Friday, 04 January, 2002

Saving Bandwidth by Compressing HTML

I've been wondering recently why HTML traffic on the web isn't transmitted in a compressed form.  It should be an easy matter, I thought, to either store HTML in compressed form on the server, or compress it on the fly during transmission.  The client browser could then decompress the stream as it's received, and render it.  This may have been unthinkable in 1994 when a 90 MHz Pentium with 16 megabytes of RAM was top of the line hardware.  But today you can buy a 1 GHz machine with 128 megabytes of RAM for $500.  Hardware isn't the issue.

As it turns out, I'm not the first one to come up with the idea.  The HTTP 1.1 specification includes compression (either gzip or Unix compress format), and most browsers have supported the compressed formats since 1998.  So what's the problem?  Servers.  Neither Apache nor Microsoft's IIS support on-the-fly compression of content.  According to Peter Cranstone's article HTTP Compression speeds up the Web,  the potential bandwidth savings by using HTTP compression is 30%!  (That's typical when you factor in graphics and other formats.  Pure text performance would be more like 50 to 75% savings).  It's criminal that servers don't currently support this compression.

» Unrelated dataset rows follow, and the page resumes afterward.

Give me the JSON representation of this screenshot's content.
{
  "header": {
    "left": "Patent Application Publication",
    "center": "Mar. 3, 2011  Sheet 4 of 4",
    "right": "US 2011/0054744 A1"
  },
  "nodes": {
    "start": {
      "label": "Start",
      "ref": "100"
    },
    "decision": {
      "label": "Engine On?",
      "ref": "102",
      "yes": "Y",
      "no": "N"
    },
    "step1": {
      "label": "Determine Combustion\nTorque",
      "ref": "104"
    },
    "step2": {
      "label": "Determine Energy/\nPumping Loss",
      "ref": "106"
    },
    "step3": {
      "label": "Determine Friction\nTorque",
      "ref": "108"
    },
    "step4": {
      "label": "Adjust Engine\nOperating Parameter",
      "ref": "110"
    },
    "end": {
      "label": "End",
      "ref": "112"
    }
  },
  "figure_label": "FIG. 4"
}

Things may be changing.  The article mentions an Apache mod (mod_gzip) that performs the compression.  IIS 5.0 also supports some compression, as discussed inthis article from Microsoft TechNet.

In some ways it's unfortunate that browsers already support HTTP 1.1 compression.  There are much better and more efficient compression methods than gzip, but we're pretty much stuck with that unless we come up with a new standard.  Either that, or come up with a thin client of some kind that can decompress any new format before it gets to the browser.  That would be browser specific, though, with all the associated problems.  But even gzip compression is better than no compression.  If the server that hosts my web site did compression, then this web page would take 20 rather than 60 seconds to download on a 28.8 K bps modem.

Yes, I know many of you have fat pipes and couldn't care less about people with modems.  But before you scoff at the idea of using compression, realize three things.

  1. You are in the minority.  Broadband just hasn't taken off like I and many other people thought it would.  (Ask me sometime what my @Home stock is worth.)
  2. A connection is only as fast as its weakest link.  All those people trying to download big pages with slow modems are hurting web server performance.  If the servers supported compression, those people would get their pages faster and response would improve for all users.
  3. You may not notice the difference if text gets there 30% faster, but large web site operators and small companies would certainly notice if their bandwidth requirements were cut by a third.